* **Exercise details**: From the records, return each line that has the word "icon" in it.

- Opening Delimiter -

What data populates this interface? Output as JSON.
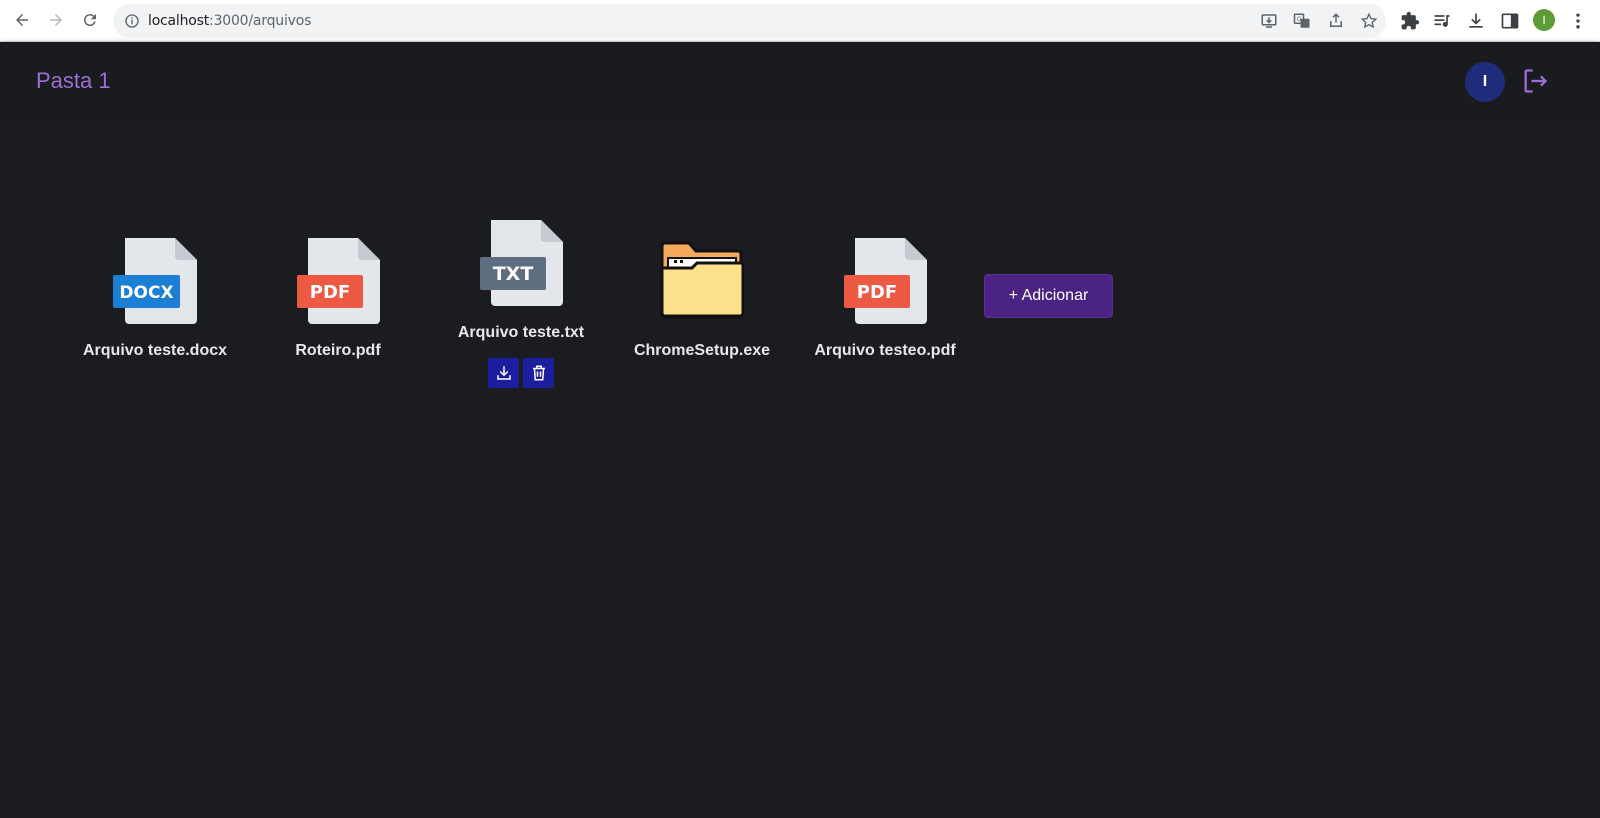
{
  "browser": {
    "url_host": "localhost",
    "url_path": ":3000/arquivos",
    "profile_initial": "I"
  },
  "header": {
    "folder_title": "Pasta 1",
    "avatar_initial": "I"
  },
  "files": [
    {
      "name": "Arquivo teste.docx",
      "badge": "DOCX",
      "badge_color": "#1d7fd3",
      "icon": "docx-file-icon"
    },
    {
      "name": "Roteiro.pdf",
      "badge": "PDF",
      "badge_color": "#ec5a44",
      "icon": "pdf-file-icon"
    },
    {
      "name": "Arquivo teste.txt",
      "badge": "TXT",
      "badge_color": "#5e6d7f",
      "icon": "txt-file-icon"
    },
    {
      "name": "ChromeSetup.exe",
      "badge": "",
      "icon": "folder-icon"
    },
    {
      "name": "Arquivo testeo.pdf",
      "badge": "PDF",
      "badge_color": "#ec5a44",
      "icon": "pdf-file-icon"
    }
  ],
  "add_button_label": "+ Adicionar",
  "colors": {
    "background": "#1b1c20",
    "accent": "#9b6fd6",
    "action_button": "#1b1f9e",
    "add_button": "#4a2383"
  }
}
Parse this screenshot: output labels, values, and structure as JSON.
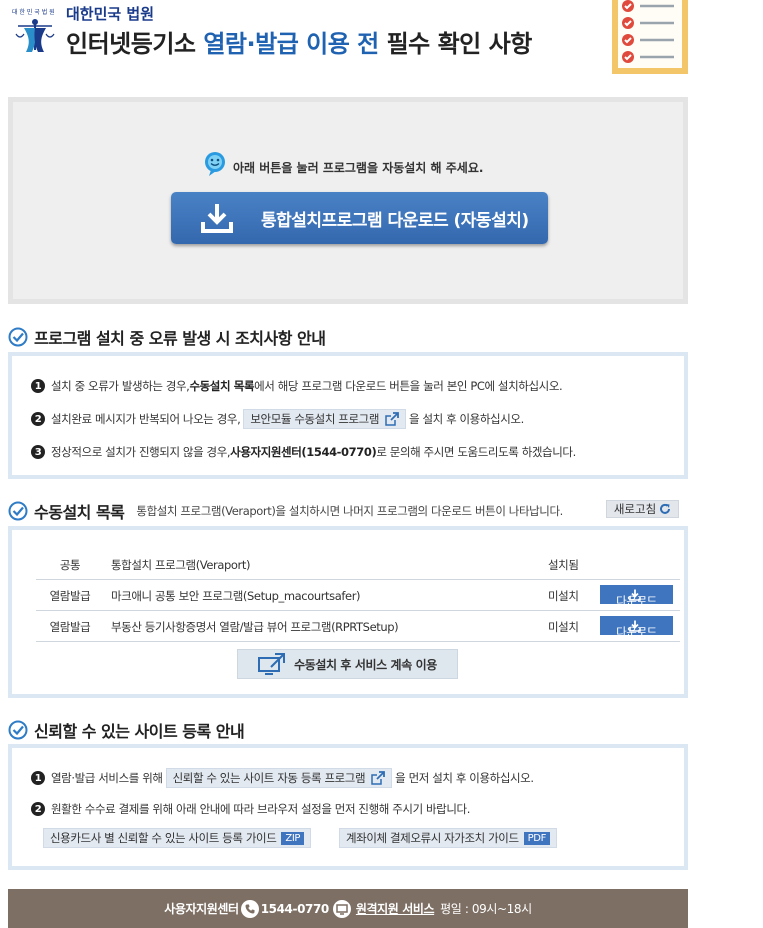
{
  "header": {
    "court_name": "대한민국 법원",
    "emblem_caption": "대 한 민 국 법 원",
    "title_prefix": "인터넷등기소 ",
    "title_accent": "열람·발급 이용 전",
    "title_suffix": " 필수 확인 사항"
  },
  "download": {
    "hint": "아래 버튼을 눌러 프로그램을 자동설치 해 주세요.",
    "button_label": "통합설치프로그램 다운로드 (자동설치)"
  },
  "error_section": {
    "title": "프로그램 설치 중 오류 발생 시 조치사항 안내",
    "item1": {
      "num": "1",
      "pre": "설치 중 오류가 발생하는 경우, ",
      "bold": "수동설치 목록",
      "post": "에서 해당 프로그램 다운로드 버튼을 눌러 본인 PC에 설치하십시오."
    },
    "item2": {
      "num": "2",
      "pre": "설치완료 메시지가 반복되어 나오는 경우,",
      "button": "보안모듈 수동설치 프로그램",
      "post": "을 설치 후 이용하십시오."
    },
    "item3": {
      "num": "3",
      "pre": "정상적으로 설치가 진행되지 않을 경우, ",
      "bold": "사용자지원센터(1544-0770)",
      "post": "로 문의해 주시면 도움드리도록 하겠습니다."
    }
  },
  "manual_section": {
    "title": "수동설치 목록",
    "desc": "통합설치 프로그램(Veraport)을 설치하시면 나머지 프로그램의 다운로드 버튼이 나타납니다.",
    "refresh_label": "새로고침",
    "rows": [
      {
        "category": "공통",
        "name": "통합설치 프로그램(Veraport)",
        "status": "설치됨",
        "action": ""
      },
      {
        "category": "열람발급",
        "name": "마크애니 공통 보안 프로그램(Setup_macourtsafer)",
        "status": "미설치",
        "action": "다운로드"
      },
      {
        "category": "열람발급",
        "name": "부동산 등기사항증명서 열람/발급 뷰어 프로그램(RPRTSetup)",
        "status": "미설치",
        "action": "다운로드"
      }
    ],
    "continue_label": "수동설치 후 서비스 계속 이용"
  },
  "trust_section": {
    "title": "신뢰할 수 있는 사이트 등록 안내",
    "item1": {
      "num": "1",
      "pre": "열람·발급 서비스를 위해",
      "button": "신뢰할 수 있는 사이트 자동 등록 프로그램",
      "post": "을 먼저 설치 후 이용하십시오."
    },
    "item2": {
      "num": "2",
      "text": "원활한 수수료 결제를 위해 아래 안내에 따라 브라우저 설정을 먼저 진행해 주시기 바랍니다."
    },
    "guide1": {
      "label": "신용카드사 별 신뢰할 수 있는 사이트 등록 가이드",
      "tag": "ZIP"
    },
    "guide2": {
      "label": "계좌이체 결제오류시 자가조치 가이드",
      "tag": "PDF"
    }
  },
  "footer": {
    "support_label": "사용자지원센터",
    "phone": "1544-0770",
    "remote_label": "원격지원 서비스",
    "hours": "평일 : 09시~18시"
  },
  "colors": {
    "accent": "#1f62b1",
    "button_blue": "#3f74bf",
    "box_border": "#dbe7f3",
    "footer_bg": "#7d6f63"
  }
}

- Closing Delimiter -

* **Exercise output**:
      "icon": "docx-file-icon"
      "icon": "pdf-file-icon"
      "icon": "txt-file-icon"
      "icon": "folder-icon"
      "icon": "pdf-file-icon"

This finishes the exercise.